The concept of unified sports is a great concept and a wonderful addition to Special Olympics. The idea is that athletes with intellectual disabilities and nondisabled athletes partner to train and compete together – on the same team. Through the process much is learned about differences and similarities, and the hope is that respect and acceptance are embraced, friendships are formed, and living life “together” becomes common practice. As great as this concept is – playing unified isn’t as easy as it sounds.
Something happens in many of our unified partners that rarely happens in our Special Olympics athletes. My Coaches Education Director explains it as the “inner Jordan phenomena” where like Michael, some unified partners feel the need to take over a game, dominate the field of play, and do everything possible to win the game. Playing “with” our athletes, being a good teammate, and helping everyone else excel becomes secondary or sadly, nonexistent.
Thankfully, not all unified partners are challenged by their inner Jordan – and for those who are not, we are deeply grateful for what you have brought to our competitions. We look to you for help in protecting the Special Olympics sports philosophy, which is all about creating meaningful involvement for every Special Olympics athlete who plays.
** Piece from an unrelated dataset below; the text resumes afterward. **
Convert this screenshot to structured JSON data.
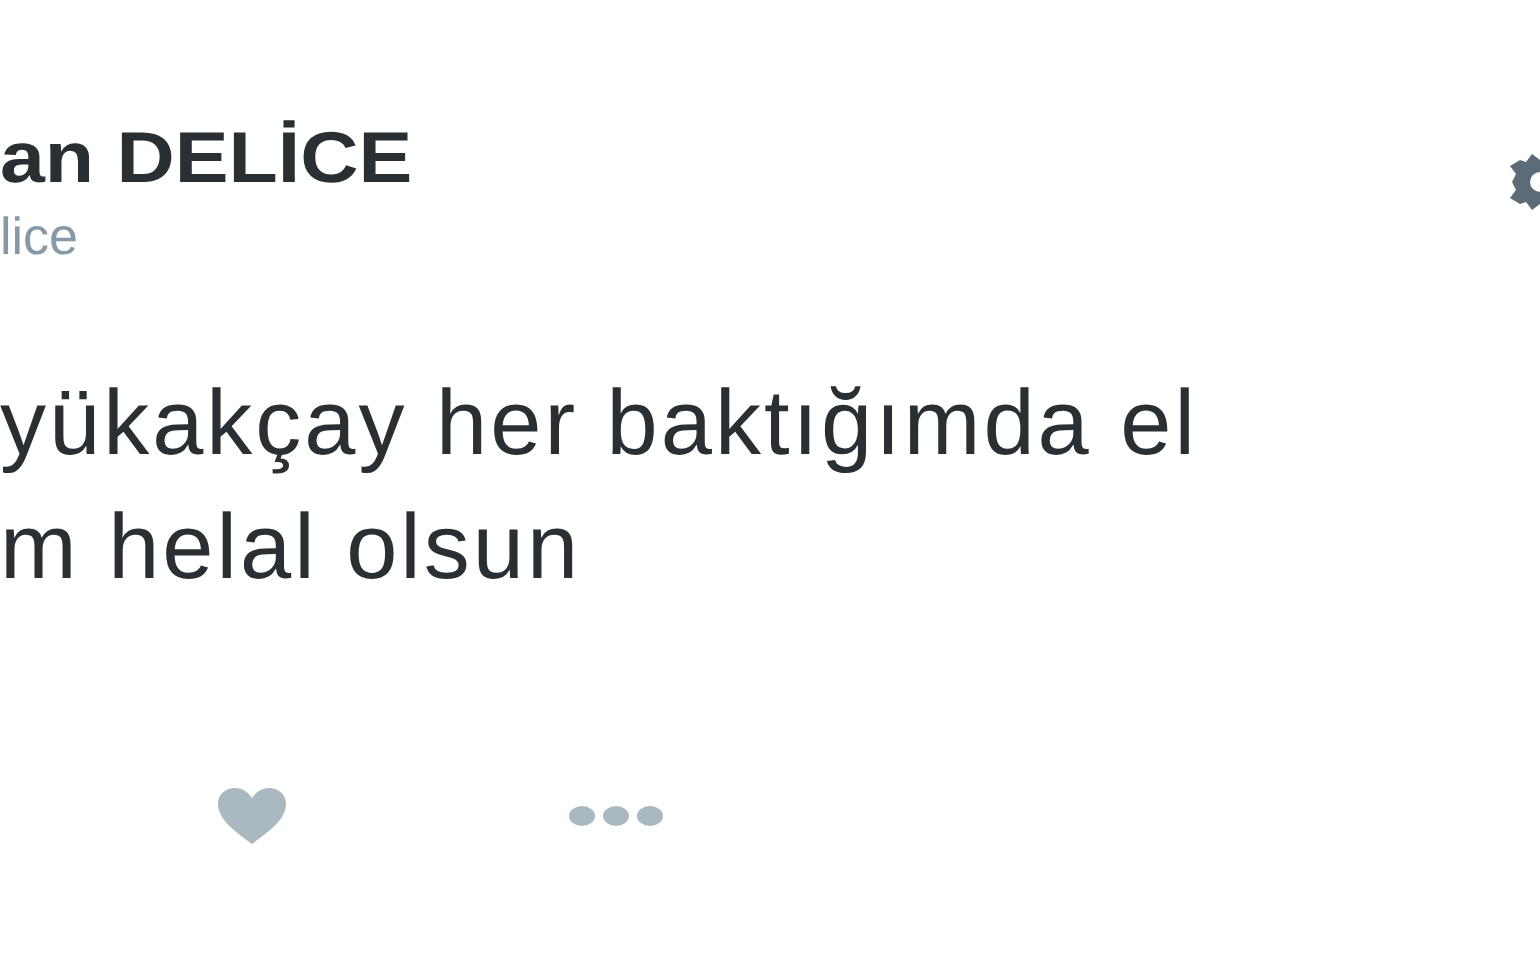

They are our stars, and when we unite with them in sport – they should be shining a little brighter than the rest of us.